## WHAT TO WORK ON
Please give the number of lines in the records below where the word "search" occurs, and nothing else.

+---+

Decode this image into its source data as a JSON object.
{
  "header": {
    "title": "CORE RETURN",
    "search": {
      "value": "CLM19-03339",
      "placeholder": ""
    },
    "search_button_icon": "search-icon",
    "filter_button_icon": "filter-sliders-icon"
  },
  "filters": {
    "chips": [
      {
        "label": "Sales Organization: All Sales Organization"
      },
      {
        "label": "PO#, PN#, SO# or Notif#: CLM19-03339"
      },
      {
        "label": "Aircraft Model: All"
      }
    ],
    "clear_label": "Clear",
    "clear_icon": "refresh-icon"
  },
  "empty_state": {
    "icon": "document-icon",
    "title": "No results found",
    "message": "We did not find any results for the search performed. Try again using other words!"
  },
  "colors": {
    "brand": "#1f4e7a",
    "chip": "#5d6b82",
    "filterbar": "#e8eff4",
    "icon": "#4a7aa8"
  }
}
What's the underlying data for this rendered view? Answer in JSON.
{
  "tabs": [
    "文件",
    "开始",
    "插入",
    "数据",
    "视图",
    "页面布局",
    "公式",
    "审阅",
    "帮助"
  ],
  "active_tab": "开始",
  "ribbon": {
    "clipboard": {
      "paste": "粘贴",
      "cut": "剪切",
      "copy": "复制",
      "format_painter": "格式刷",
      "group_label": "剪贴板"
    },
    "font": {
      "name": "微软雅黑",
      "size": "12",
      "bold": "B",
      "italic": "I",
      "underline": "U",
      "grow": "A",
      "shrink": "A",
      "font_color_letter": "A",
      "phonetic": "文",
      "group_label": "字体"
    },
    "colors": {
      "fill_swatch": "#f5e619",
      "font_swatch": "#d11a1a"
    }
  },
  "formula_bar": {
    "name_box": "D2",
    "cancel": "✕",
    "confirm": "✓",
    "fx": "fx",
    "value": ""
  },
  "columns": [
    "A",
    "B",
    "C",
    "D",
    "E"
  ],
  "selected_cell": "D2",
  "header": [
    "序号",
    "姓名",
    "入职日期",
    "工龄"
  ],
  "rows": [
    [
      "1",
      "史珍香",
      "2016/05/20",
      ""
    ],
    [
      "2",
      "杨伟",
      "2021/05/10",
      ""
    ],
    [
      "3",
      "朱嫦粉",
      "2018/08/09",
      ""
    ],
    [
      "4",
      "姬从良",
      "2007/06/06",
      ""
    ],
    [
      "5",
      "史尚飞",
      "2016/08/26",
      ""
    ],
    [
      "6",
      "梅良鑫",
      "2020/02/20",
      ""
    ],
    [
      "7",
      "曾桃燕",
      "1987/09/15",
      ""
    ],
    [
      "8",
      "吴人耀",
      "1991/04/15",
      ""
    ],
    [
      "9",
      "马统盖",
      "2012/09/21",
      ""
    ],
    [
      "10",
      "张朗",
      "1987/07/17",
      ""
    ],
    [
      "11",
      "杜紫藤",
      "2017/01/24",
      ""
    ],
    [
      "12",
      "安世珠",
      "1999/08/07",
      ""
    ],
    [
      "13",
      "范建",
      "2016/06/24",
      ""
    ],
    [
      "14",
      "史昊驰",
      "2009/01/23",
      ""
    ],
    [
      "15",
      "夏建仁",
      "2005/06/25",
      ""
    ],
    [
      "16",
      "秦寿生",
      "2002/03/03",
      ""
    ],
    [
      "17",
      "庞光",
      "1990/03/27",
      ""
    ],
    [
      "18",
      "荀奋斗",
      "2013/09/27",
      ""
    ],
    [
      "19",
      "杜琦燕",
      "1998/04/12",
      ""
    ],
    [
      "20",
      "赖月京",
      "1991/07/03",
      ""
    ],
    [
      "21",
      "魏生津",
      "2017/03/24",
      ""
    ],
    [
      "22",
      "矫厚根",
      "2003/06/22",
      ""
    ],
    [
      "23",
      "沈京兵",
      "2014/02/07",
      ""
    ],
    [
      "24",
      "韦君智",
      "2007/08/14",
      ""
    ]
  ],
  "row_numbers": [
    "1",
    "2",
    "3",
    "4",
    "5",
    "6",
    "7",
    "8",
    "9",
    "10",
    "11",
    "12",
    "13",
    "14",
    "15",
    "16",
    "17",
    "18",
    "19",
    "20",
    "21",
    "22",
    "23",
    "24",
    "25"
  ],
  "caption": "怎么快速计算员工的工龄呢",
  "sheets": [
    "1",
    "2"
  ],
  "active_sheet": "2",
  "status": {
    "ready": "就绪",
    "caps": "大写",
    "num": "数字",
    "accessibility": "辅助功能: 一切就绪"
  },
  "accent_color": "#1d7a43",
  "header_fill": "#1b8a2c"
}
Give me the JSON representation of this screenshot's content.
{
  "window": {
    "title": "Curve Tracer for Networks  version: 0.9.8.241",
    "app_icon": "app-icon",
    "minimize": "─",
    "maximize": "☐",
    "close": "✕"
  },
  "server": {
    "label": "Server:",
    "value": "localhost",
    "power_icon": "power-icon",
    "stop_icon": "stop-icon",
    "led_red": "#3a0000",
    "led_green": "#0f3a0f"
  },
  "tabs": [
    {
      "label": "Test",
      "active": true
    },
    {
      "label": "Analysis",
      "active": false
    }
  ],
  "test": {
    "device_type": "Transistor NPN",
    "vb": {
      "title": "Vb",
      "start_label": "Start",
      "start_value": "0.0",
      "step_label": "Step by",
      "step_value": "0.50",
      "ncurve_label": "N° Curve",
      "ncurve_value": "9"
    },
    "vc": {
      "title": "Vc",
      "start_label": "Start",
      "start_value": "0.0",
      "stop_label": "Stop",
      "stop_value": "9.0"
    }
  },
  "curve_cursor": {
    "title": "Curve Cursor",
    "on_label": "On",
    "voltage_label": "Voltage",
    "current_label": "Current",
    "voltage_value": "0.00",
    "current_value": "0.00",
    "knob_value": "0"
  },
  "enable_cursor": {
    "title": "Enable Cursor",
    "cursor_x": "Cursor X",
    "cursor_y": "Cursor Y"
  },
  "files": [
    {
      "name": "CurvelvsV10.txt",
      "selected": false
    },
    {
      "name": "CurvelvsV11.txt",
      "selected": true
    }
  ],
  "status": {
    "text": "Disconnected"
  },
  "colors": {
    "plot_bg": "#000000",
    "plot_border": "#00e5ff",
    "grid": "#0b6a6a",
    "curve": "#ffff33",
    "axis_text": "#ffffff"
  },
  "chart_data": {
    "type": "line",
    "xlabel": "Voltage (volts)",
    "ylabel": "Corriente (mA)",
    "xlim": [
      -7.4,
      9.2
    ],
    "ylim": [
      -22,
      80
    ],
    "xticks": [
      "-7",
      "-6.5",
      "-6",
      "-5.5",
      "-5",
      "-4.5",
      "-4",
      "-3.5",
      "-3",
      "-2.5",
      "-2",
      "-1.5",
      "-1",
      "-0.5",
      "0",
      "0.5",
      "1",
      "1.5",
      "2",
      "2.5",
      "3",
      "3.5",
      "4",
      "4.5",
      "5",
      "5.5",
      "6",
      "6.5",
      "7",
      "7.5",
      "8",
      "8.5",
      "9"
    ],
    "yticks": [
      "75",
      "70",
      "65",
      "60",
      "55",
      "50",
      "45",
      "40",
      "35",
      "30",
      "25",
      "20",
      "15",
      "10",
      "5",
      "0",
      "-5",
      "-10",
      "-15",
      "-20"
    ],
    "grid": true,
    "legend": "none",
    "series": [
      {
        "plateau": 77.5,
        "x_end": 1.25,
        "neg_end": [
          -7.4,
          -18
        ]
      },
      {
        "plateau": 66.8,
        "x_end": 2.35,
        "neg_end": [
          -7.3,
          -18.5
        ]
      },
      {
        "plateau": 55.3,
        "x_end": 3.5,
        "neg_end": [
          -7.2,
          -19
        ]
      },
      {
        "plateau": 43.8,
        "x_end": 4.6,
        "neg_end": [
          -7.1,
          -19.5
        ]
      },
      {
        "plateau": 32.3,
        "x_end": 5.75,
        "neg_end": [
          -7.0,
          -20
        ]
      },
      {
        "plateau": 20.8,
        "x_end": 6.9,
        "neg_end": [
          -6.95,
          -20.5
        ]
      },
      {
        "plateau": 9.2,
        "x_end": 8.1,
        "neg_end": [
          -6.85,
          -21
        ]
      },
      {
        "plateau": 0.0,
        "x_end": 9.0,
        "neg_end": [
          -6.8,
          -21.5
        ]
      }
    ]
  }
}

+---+

## EXERCISE RESPONSE
3